When the giant Tohoku earthquake struck Japan on 11 March 2011, followed by a colossal tsunami and the crippling of two nuclear power plants, the effects rippled out in many directions. In my chosen community of Earth scientists, there were many phenomena to investigate; in the engineering community, many case studies to enter in the record; in the disaster-response community, many failures to learn from.
To Takashi Murakami, a Japanese artist based in New York, it was the chance to accept movie director Yoshihiro Nishimura‘s invitation to work together on a feature film project at a time when movie crews were unexpectedly idle.
The story Murakami chose to tell grew out of witnessing the extensive failures of the nation’s authorities, failures that everyone saw firsthand. Lest we forget, the Pacific coast of northern Honshu was first laid in ruins by the earthquake and then overwhelmed by the tsunami. Both were larger than anyone, even the experts, foresaw. The tsunami in turn caused the explosive failure of the Fukushima Number 2 nuclear power plant, spewing radioactive material over a large — still depopulated — area of land.
Murakami drew upon his childhood exposure to gojira monster cartoons, his experience teaching kindergarten and his love of modern anime to craft a cathartic exploration of the Tohoku trauma, costumed as a children’s fantasy. Just two years later the resulting film, “Jellyfish Eyes,” was released in Japan. The Oakland Library has a copy of the Criterion disk, issued in 2015.

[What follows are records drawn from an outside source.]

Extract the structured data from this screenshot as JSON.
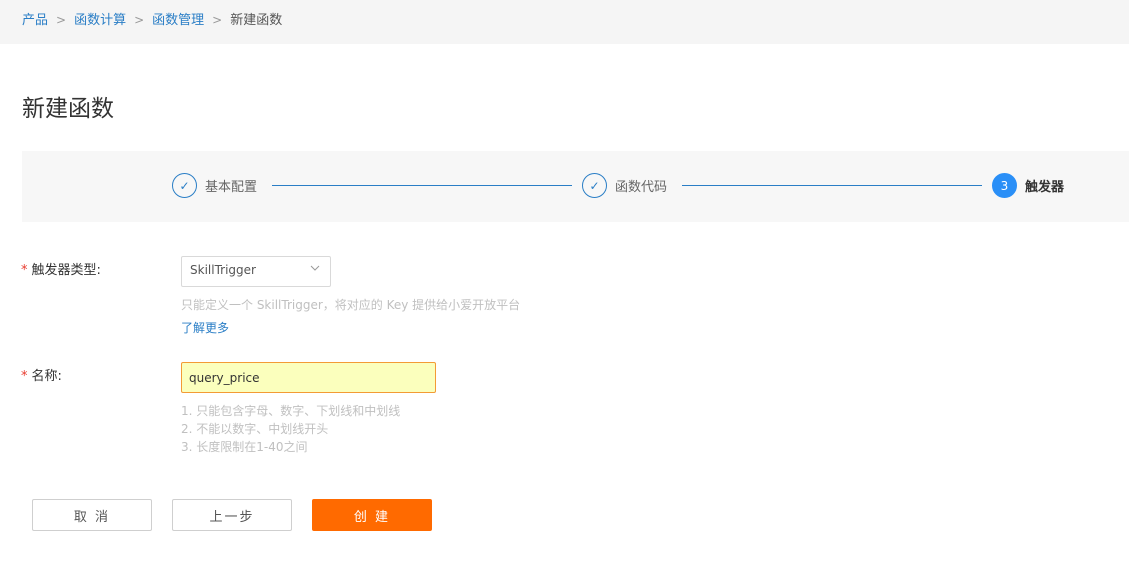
{
  "breadcrumb": {
    "items": [
      "产品",
      "函数计算",
      "函数管理"
    ],
    "current": "新建函数",
    "separator": ">"
  },
  "page_title": "新建函数",
  "steps": [
    {
      "marker": "✓",
      "label": "基本配置",
      "state": "done"
    },
    {
      "marker": "✓",
      "label": "函数代码",
      "state": "done"
    },
    {
      "marker": "3",
      "label": "触发器",
      "state": "active"
    }
  ],
  "form": {
    "required_mark": "*",
    "trigger_type": {
      "label": "触发器类型:",
      "value": "SkillTrigger",
      "help": "只能定义一个 SkillTrigger，将对应的 Key 提供给小爱开放平台",
      "learn_more": "了解更多"
    },
    "name": {
      "label": "名称:",
      "value": "query_price",
      "rules": [
        "1. 只能包含字母、数字、下划线和中划线",
        "2. 不能以数字、中划线开头",
        "3. 长度限制在1-40之间"
      ]
    }
  },
  "buttons": {
    "cancel": "取 消",
    "prev": "上一步",
    "create": "创 建"
  },
  "colors": {
    "link": "#2a7ec6",
    "primary": "#ff6a00",
    "step_active": "#2a8ff7",
    "required": "#e83a2e"
  }
}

In “Jellyfish Eyes” a newly fatherless boy, Masashi, is displaced to a strange and challenging city. He meets and adopts a hovering, spritelike creature who befriends and protects him from similar creatures controlled by his new classmates. These “friends,” supplied by an advanced research lab in the city, are part of a scheme by renegades in the lab to harvest negative emotions from the children, especially Masashi, and acquire a new source of cosmic power. A classic Godzilla plot provides the climax, and the “friends” become benign at the end.
Critics faulted its quick-and-dirty CGI, stylized plot and cartoon visuals. I’m not sophisticated enough a film viewer to care. Those things work. I appreciated Murakami’s singular focus on his audience of Japanese children, a traumatized generation with its own culture and its own need for sensitive candor. I appreciated that he avoided studio financing, knowing that funders would insist on removing the blood (a few drops) and radiation (a few mentions).
“Jellyfish Eyes” is authentically Japanese, as it should be. American viewers won’t get all the hat-tips and references. But they should be able to easily see the deep emotional story beneath the plot — how a disaster hurts and how we can come back from one.
In Oakland, we have an overwhelming earthquake in our own future. We all know it will destroy things no matter how well we prepare. We know the government, whatever it does, cannot do enough. How will our youngest children respond? How will we respond to their needs? Until our own Murakami can rise to the occasion, we’ll have to study the experience of others and do the best we can.